possibility of future reintroduction of captive-bred birds should not be ignored, particularly for those islands where the species has been eradicated. Co-ordination of effort, including co-operation between private aviculturists and institutions maintaining the species in captivity, is required if the captive-breeding programme is to be effective.'
EEP programme By the end of the first full year (1993) of the EEP and its studbook, 32 males, 21 females and five unsexed birds were held in 16 collections; 11 of these were private. At the end of 1994, the total had risen to 48 males and 39 females. Of the 24 participants, 16 (67%) were private breeders. The participants were from six European countries. By the end of 1996, 48 males, 41 females and one unsexed bird were registered in the EEP, of which 52 (57%) were captive-bred. The 22 participants consisted of seven zoos and 15 private aviculturists from seven countries in Western Europe. By the end of 1999 the EEP population consisted of 41 males and 25 females. This reduced figure reflected the fact that some private holders of this species had left the EEP and, in 1999, nine birds were transferred outside the programme. From 1992 to 1996 50 chicks were hatched from nine pairs. Numbers reared annually fluctuated as follows: 1992 - 9; 1993 - 11; 1994 12; 1995 - 13 and 1996 - 6. The number of breeding pairs had gradually declined from six to three and the number of nonbreeding pairs has increased from 13, no doubt because some were too young to breed. (This cockatoo does not usually start to breed
until the age of six or seven years). The latest studbook available, that for 1999, shows that seven young were reared. The Philippine Cockatoo is by no means as easy to breed as most of the Cacatua species. However, the co-operation of private aviculturists has been disappointing. In 1997, for example, five left the EEP without explanation, which lost at least 10 cockatoos from the programme. Furthermore, some breeders sell young to non-EEP participating collections. On the other hand, responsible breeders refuse to sell young females to breeders with mature males, knowing that there is a high risk of an immature female being killed. Sadly this has happened in the past. Some breeders are not responsible enough to have this critically endangered species in their care but, of course, a breeder is at liberty to sell to anyone. There is a regional studbook for the United States in which 100 birds are registered. In the Philippines, Antonio de Dios, holder of the world's largest parrot collection, also has the largest group of Philippine Cockatoos, approximately 20 pairs of which are breeding. Some of his young birds have been exported to Europe. Marc Boussekey believes that the integrated approach to the conservation of the Philippine Cockatoo, involving in situ protection, captive-breeding and fundamental research, represents a real hope for preventing its extinction. It is my hope that all private breeders will take a more responsible attitude to this critically endangered cockatoo.

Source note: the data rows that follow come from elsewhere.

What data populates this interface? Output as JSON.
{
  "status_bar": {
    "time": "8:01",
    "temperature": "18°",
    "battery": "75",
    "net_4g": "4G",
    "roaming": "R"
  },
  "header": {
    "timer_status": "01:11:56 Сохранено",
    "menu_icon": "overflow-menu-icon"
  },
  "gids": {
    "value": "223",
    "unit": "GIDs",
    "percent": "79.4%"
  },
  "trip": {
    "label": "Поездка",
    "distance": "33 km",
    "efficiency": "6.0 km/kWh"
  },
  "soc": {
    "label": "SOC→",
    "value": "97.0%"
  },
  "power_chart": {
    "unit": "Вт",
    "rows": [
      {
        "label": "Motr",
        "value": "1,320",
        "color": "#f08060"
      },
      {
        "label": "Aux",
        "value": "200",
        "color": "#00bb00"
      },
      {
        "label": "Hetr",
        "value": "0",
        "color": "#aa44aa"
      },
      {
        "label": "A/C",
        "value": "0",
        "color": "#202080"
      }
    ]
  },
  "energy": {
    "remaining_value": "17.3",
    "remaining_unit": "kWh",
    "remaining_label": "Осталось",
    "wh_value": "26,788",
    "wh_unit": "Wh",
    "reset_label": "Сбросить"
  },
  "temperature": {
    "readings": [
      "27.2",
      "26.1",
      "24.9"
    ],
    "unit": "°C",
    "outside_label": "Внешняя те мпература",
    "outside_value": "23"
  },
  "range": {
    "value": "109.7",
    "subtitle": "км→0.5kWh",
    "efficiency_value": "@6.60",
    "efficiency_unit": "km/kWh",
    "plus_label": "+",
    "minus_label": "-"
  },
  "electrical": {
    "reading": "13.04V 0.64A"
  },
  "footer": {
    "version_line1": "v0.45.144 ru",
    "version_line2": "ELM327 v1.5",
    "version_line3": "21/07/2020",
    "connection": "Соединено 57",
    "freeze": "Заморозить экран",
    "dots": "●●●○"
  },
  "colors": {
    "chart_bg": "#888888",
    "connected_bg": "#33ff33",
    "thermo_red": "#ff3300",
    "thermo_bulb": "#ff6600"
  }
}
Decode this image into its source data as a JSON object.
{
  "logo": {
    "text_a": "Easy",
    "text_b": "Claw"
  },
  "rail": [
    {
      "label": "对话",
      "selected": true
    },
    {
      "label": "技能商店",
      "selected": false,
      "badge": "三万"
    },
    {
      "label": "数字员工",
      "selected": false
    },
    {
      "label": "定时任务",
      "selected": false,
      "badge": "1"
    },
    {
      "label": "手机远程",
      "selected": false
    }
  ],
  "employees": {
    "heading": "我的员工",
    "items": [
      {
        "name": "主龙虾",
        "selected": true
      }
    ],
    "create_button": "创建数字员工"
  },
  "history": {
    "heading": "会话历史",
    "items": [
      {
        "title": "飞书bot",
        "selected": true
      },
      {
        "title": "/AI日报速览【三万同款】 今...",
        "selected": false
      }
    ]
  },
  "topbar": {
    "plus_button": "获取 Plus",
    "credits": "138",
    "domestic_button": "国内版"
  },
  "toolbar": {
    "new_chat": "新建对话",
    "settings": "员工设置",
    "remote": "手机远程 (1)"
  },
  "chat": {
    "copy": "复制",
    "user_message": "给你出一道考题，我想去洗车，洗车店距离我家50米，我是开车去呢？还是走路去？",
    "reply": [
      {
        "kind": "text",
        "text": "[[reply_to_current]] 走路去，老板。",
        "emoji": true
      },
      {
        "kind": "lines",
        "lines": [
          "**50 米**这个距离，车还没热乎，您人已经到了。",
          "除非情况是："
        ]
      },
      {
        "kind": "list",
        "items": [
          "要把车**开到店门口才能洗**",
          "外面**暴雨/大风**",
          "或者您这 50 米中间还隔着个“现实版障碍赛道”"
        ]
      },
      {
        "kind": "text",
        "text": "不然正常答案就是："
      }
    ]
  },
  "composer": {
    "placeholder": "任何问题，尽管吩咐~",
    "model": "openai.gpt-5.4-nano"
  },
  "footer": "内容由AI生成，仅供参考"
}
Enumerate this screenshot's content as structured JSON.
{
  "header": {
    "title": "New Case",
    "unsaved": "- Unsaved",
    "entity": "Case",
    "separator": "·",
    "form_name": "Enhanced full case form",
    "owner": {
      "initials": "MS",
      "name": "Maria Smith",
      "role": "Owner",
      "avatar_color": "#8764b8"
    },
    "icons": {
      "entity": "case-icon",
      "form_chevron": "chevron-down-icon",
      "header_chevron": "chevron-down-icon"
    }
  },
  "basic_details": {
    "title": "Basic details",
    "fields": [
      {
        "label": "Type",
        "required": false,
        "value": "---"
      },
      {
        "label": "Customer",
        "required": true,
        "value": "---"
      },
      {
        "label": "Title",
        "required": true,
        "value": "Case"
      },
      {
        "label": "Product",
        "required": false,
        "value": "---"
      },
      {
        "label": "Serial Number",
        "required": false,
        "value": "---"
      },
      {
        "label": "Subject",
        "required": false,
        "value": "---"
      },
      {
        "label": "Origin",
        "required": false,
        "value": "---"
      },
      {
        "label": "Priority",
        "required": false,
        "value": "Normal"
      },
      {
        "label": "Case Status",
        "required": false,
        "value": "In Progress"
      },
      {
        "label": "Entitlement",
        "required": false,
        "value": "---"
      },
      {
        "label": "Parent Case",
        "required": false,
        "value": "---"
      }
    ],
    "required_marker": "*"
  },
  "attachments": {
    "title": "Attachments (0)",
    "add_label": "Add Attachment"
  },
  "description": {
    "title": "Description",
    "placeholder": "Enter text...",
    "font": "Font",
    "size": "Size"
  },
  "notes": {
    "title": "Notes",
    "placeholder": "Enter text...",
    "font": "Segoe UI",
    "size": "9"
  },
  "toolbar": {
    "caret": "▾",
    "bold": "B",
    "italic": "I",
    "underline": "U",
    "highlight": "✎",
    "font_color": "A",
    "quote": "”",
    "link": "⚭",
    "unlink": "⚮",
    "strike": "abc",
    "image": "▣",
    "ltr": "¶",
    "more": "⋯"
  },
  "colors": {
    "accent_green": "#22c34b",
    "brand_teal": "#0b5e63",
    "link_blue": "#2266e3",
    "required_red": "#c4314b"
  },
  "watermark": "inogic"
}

Cockatoo Walkabout 2002 This is the male of the pair of Philippine Cockatoos in California owned by the respected cockatoo breeder Chris Shank. After many years in her care they bred for the first time in 2001, producing two young which are destined to have free-flying sessions with her other cockatoos, including their parents. In May 2002 Chris will host the second 'Cockatoo Walkabout’ to be held at her property, Cockatoo Downs in Grass Valley, USA. This meeting will focus on the behaviour, care and conservation of cockatoos. Jamie Gilardi will be a speaker at this event. We are also delighted to announce that any profits will be donated to the World Parrot Trust. Further information can be obtained from Chris Shank, telephone (001) 530 268 3593 or email her at email@example.com. Photo: Rosemary Low
PsittaScene Volume 13, No 4, November 2001 ■ 3